# Work required:
Search the data for "periodic". Each line containing it is to be copied.

(Collected data entries)
# # # # #

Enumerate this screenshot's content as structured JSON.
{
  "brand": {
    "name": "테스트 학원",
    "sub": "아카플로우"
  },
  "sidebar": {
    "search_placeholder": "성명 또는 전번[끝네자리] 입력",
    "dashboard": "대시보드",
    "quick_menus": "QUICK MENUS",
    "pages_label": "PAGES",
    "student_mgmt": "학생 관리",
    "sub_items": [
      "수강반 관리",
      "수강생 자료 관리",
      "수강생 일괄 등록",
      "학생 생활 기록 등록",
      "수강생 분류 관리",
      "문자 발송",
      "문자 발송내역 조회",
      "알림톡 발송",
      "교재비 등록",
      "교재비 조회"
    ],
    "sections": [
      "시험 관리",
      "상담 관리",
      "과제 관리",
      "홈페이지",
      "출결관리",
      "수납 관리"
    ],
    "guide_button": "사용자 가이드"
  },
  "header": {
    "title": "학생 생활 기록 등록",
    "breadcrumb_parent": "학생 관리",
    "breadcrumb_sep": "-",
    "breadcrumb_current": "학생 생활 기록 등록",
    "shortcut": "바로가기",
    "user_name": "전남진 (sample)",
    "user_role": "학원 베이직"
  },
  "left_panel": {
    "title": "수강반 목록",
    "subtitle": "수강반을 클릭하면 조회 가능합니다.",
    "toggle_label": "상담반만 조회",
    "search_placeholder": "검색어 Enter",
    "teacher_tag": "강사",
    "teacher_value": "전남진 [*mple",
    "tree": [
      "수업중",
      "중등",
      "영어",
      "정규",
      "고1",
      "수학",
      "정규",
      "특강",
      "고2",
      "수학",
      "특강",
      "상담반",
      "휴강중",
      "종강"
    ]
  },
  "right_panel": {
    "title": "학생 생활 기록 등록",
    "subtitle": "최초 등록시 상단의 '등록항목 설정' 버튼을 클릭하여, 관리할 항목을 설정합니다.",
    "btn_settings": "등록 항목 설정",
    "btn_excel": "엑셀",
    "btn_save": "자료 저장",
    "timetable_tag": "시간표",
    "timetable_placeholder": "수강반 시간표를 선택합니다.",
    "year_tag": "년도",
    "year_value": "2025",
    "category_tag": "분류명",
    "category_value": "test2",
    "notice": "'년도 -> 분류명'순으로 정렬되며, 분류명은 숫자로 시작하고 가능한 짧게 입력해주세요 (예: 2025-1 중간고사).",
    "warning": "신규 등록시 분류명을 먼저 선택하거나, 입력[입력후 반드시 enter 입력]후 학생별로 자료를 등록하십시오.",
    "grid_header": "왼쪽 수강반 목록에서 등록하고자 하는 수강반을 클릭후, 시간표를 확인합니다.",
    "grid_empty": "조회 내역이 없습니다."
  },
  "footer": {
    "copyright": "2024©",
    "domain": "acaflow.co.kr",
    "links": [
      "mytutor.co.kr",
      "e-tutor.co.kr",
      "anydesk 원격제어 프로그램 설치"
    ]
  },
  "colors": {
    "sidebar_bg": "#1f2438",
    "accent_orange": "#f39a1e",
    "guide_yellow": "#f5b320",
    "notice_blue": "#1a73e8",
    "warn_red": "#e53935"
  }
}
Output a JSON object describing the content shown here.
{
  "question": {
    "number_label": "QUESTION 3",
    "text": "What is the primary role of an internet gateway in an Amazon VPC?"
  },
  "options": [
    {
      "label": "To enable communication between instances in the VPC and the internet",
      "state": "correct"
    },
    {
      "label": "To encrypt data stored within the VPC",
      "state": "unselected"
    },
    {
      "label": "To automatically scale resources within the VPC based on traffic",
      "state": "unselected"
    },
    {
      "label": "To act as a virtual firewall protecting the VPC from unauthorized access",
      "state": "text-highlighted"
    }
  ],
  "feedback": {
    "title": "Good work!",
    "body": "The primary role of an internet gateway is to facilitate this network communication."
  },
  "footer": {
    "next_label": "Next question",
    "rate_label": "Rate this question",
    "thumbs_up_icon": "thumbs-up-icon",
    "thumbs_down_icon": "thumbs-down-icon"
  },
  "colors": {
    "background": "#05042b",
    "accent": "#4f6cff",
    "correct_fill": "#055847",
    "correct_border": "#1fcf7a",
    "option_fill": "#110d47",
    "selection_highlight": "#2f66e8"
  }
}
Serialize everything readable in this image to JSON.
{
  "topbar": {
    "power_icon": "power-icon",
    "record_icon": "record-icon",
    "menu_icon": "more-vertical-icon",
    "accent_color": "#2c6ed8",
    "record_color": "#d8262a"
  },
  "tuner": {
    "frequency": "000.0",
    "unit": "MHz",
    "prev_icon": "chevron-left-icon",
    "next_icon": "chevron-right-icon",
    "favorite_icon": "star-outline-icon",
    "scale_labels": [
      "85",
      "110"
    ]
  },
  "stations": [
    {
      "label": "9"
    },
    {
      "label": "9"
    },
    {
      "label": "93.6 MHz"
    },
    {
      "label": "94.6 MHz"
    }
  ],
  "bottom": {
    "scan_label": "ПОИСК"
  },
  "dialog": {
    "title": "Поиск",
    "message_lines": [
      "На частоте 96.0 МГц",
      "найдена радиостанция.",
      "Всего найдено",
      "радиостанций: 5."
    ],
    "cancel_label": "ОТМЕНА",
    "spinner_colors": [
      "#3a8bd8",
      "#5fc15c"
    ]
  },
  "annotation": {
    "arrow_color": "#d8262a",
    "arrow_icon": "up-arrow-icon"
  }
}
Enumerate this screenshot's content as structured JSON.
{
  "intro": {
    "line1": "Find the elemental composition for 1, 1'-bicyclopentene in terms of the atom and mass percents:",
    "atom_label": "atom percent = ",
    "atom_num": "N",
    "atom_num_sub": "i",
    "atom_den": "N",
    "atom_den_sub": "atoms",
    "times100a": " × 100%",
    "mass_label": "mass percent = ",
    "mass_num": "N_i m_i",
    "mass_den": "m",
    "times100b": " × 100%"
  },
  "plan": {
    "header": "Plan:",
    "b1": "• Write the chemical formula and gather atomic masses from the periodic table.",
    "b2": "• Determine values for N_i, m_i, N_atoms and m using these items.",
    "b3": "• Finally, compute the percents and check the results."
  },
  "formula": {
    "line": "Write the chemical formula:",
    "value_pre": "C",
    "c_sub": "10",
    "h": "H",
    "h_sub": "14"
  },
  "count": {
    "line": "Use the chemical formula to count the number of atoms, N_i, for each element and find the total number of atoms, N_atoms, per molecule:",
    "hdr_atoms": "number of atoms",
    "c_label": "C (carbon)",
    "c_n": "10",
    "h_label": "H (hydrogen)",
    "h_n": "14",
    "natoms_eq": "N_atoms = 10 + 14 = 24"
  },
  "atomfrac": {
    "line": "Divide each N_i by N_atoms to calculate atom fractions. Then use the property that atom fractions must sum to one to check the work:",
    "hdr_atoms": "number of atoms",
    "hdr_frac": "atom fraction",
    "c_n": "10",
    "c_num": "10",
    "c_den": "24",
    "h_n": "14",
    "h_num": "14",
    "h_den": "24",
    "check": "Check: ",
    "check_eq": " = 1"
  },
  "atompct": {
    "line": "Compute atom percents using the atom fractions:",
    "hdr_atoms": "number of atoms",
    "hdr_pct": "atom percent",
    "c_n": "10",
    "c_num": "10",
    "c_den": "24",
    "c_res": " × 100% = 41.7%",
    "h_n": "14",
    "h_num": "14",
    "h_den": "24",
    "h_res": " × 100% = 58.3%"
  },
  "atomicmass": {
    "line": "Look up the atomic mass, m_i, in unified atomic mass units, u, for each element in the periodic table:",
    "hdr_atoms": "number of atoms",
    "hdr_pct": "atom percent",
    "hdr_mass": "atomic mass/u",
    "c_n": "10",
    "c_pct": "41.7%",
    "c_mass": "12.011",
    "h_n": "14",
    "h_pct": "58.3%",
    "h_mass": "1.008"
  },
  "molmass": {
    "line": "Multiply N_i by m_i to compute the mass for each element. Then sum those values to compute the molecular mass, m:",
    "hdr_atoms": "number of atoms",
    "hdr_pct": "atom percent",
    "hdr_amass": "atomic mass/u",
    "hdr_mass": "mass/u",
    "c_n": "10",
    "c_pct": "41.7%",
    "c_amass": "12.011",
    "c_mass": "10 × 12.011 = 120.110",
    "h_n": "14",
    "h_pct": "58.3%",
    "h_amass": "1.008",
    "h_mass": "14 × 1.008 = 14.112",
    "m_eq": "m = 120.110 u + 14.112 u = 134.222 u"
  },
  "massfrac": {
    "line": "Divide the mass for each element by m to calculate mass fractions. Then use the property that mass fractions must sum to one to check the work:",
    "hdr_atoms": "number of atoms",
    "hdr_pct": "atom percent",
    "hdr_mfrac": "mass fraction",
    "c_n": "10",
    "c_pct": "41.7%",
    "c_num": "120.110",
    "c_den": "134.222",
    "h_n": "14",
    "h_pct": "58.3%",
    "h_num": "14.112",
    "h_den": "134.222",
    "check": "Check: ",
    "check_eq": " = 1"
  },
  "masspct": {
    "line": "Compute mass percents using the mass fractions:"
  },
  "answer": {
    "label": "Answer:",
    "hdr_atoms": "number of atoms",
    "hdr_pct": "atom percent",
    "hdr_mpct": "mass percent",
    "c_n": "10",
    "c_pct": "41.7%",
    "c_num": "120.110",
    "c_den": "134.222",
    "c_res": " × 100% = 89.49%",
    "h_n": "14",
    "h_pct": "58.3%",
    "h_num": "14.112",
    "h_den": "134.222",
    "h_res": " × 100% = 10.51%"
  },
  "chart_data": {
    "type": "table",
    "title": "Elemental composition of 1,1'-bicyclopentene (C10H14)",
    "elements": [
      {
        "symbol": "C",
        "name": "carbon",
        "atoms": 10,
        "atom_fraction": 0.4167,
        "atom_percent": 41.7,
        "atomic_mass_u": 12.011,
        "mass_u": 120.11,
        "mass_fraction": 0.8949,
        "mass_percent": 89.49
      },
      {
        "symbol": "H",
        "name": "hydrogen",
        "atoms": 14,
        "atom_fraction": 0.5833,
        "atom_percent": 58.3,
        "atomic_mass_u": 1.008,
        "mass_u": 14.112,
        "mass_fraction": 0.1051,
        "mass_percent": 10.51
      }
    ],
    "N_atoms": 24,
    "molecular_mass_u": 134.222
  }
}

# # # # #

# Exercise output:
    "b1": "• Write the chemical formula and gather atomic masses from the periodic table.",
    "line": "Look up the atomic mass, m_i, in unified atomic mass units, u, for each element in the periodic table:",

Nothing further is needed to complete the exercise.